BTS’ leader RM releases his first solo album ‘Indigo’. Reminiscent of a forest with a hue of ‘Indigo’ settled within its trees, RM presents a vivid accumulation of lessons learnt, artistic prowess and a mature outlook on ageing.
With his new album RM demonstrates a sense of growth. Weaving throughout each track, RM feels vividly present. Through the inclusion of art combined with the presence of an interpretation of nature, ‘Indigo’ feels calming, relatable and fresh. The album is a record of RM’s 20s, a more candid representation of an artist that millions already admire. ‘Indigo’ reflects a change in perspective, how mundane thinking such as taste and thoughts drift as time progresses. In a similar vein, ‘Indigo’ represents a brighter outlook than RM’s previous releases. His 2018 mixtape ‘mono’ was enveloped within black and white, yet with Indigo his intentions gear more towards his consciousness surrounding nature creating a brighter overtone.
Opening with ‘Yun’ featuring Erykah Badu, RM immediately calls for a re-consideration of his previous connotations. A silky piano glides over a skipping bass whilst being held up by a lo-fi drum beat. Stirring underneath is the voice of Yun Hyong-keun, a Korean painter who RM noted as his favourite artist and inspiration for this song. The added voice sample focuses the track, introducing the artistic inspirations on the album. “Fuck the trendsetter” begins RM, a bold statement unheard by the rapper who usually appears within the space of the world’s biggest boyband. Notably the track includes the lyric: “I wanna be a human ‘fore I do some art…” Referencing one of Yun Hyong-keun’s sayings, RM reflects on the thoughts and feelings that have stirred within him due to the artist’s paintings, comparing his own line of work in tangent to his inspiration’s paintings.

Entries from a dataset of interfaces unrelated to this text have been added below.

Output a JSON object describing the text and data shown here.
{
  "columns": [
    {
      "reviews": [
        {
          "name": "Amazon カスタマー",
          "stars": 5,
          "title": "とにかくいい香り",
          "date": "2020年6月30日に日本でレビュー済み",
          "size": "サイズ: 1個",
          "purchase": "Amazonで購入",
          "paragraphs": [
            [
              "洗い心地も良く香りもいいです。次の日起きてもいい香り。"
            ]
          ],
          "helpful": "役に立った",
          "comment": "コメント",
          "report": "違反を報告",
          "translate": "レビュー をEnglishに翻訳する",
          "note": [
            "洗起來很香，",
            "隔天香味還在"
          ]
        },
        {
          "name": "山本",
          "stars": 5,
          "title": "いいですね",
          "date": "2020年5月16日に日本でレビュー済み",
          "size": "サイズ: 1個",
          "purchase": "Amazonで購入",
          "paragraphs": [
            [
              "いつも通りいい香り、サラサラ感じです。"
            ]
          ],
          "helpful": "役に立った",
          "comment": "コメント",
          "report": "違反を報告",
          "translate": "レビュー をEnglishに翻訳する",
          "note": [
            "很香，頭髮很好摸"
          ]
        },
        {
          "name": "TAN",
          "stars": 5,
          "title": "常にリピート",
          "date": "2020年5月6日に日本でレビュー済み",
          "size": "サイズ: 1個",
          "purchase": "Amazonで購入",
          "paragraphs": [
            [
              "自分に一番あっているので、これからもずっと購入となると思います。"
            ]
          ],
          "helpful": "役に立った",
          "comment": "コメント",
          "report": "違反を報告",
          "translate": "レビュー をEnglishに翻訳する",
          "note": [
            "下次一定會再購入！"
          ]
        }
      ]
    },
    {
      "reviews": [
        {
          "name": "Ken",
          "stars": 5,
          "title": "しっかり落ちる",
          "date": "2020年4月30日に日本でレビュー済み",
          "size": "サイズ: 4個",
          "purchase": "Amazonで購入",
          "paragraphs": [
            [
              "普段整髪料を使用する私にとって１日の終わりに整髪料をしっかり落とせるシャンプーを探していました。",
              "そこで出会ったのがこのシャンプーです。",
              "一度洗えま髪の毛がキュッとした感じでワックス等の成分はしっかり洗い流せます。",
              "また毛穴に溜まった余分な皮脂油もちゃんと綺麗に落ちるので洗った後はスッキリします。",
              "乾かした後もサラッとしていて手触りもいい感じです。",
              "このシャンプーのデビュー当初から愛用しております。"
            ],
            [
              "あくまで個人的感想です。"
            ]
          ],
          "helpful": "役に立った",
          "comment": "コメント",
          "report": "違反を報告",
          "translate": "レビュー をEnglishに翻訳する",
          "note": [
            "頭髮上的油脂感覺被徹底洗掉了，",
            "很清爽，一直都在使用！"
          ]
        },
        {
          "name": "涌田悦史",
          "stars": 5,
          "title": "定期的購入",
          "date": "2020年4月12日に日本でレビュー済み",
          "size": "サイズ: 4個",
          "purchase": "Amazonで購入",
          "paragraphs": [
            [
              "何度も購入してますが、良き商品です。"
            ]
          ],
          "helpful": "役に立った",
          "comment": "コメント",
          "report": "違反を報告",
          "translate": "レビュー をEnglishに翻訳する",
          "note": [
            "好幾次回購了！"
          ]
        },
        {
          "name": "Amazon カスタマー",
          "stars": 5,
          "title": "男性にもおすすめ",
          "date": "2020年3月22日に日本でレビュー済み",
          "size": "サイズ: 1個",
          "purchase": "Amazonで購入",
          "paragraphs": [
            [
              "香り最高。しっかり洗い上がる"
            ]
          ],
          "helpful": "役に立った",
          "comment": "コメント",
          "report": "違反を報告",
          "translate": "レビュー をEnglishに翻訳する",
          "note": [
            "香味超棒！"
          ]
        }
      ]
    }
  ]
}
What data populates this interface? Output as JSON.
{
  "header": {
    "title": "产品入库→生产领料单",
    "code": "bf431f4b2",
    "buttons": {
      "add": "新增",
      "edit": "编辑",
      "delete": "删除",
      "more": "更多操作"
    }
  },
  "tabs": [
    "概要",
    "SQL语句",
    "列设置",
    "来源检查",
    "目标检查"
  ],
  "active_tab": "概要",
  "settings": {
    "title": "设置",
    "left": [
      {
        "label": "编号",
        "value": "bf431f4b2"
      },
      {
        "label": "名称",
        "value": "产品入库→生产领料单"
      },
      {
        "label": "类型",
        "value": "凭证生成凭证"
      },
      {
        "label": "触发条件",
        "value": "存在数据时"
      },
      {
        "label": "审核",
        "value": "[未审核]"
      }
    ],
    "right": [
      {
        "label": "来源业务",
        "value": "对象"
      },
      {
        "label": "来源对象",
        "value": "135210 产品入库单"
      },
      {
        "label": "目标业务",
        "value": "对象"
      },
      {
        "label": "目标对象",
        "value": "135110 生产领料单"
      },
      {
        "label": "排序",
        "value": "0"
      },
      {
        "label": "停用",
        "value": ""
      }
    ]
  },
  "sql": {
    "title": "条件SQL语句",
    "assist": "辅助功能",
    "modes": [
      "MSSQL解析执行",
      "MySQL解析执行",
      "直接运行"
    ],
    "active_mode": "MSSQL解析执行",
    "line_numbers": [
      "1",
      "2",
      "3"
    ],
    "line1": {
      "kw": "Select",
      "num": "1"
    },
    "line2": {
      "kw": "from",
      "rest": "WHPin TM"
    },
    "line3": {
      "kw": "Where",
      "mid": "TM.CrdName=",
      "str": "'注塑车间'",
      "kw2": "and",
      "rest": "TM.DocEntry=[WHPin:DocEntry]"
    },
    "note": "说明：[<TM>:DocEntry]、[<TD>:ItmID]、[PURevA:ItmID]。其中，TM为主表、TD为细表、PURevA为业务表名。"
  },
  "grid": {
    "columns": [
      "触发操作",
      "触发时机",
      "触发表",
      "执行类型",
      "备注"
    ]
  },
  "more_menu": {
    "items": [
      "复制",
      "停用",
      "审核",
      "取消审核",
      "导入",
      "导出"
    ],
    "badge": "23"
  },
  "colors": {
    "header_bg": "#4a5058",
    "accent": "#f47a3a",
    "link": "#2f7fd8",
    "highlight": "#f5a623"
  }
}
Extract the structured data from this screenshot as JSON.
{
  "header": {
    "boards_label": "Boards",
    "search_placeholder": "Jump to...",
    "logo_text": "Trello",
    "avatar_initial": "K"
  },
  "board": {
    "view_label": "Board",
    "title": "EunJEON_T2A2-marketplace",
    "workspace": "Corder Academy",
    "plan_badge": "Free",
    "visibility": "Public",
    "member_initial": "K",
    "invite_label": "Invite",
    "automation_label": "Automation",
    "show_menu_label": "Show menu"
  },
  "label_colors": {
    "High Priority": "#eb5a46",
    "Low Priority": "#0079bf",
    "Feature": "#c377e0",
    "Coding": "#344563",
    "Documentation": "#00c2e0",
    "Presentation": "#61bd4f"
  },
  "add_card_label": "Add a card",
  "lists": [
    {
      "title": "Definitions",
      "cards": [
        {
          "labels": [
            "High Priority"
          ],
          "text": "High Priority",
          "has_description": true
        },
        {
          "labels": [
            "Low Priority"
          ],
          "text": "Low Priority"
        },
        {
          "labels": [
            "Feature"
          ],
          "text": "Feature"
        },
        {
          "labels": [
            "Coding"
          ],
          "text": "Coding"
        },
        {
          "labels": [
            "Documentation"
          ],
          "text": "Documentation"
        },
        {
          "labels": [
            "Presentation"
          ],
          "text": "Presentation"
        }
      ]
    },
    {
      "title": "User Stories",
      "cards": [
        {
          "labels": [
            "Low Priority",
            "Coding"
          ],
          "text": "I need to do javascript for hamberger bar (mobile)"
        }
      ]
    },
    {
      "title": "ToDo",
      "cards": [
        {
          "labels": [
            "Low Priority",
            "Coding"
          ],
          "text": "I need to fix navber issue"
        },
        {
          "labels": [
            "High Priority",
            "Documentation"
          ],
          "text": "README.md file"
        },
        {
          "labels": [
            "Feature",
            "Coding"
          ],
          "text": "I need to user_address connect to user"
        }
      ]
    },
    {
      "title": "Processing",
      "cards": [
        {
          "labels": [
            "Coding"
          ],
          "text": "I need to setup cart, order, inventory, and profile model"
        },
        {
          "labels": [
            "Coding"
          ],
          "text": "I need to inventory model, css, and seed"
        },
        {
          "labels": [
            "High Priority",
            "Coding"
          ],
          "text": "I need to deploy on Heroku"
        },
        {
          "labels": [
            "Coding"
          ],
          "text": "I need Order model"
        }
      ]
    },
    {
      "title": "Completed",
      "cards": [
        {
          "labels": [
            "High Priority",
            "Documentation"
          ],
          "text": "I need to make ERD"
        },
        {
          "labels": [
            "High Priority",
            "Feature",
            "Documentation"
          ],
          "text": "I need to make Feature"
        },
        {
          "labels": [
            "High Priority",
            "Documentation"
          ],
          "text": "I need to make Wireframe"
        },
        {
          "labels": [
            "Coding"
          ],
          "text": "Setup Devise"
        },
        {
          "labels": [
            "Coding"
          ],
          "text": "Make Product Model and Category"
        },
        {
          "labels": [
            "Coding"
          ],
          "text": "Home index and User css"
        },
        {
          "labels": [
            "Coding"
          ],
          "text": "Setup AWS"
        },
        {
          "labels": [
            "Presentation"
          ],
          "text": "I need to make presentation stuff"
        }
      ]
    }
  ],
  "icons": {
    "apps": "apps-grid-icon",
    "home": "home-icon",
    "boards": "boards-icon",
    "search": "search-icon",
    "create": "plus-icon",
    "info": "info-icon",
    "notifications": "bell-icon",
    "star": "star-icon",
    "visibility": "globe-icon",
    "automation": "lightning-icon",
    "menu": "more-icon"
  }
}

RM’s choice of collaborators on ‘Indigo’ feels meticulous. Each track works within the featured artists confines. On ‘Still Alive’ Anderson .Paak delivers a funk-filled track featuring delightful adlibs and inspiring interpretations of life. Epik High member Tablo, provides a fun verse on an already classically pop track. ‘Closer’ features an unheard combination of Paul Blanco and Mahalia which ends up being a delicate longing for love.
Despite having an overall lightness in terms of the album’s sound, RM briefly swerves into an electro-rap lane with ‘Change Pt. 2’. With a light whisper RM announces “things change, people change, everything changes” before an electronic screech interrupts a trap beat. The break in sound feels representative of the unexpected curves within life. The interlude appears reminiscent of some of RM’s previous releases, particularly his 2017 track ‘Change’ which challenged issues facing both the West and East at the time. ‘Indigo’ ends with ‘Wild Flower’ and ‘No.2’, both gentle in sound yet their message protruding. ‘Wild Flower’ reiterates RM’s draw to nature and utilising metaphors to grasp his success and where that places him as an individual. ‘No.2’ appears to be a letter to himself, reminding him to be kind, to not look back on the past and instead focus on what’s to come.
‘Indigo’ has redefined previous interpretations of RM. Not entirely separating him from his position within BTS, but instead presenting him as an individual artist. ‘Indigo’ gave us the chance to witness the inner thoughts of RM, his likes, his inspirations, what he has carried with him throughout his journey as an artist. In terms of the album’s sound, it settled with more mainstream pop, yet tracks such as ‘Yun’ and ‘Forg_tful’ felt sincere. ‘Indigo’ is a charming look into the mentality of a global superstar.
Words: Abbie Aitken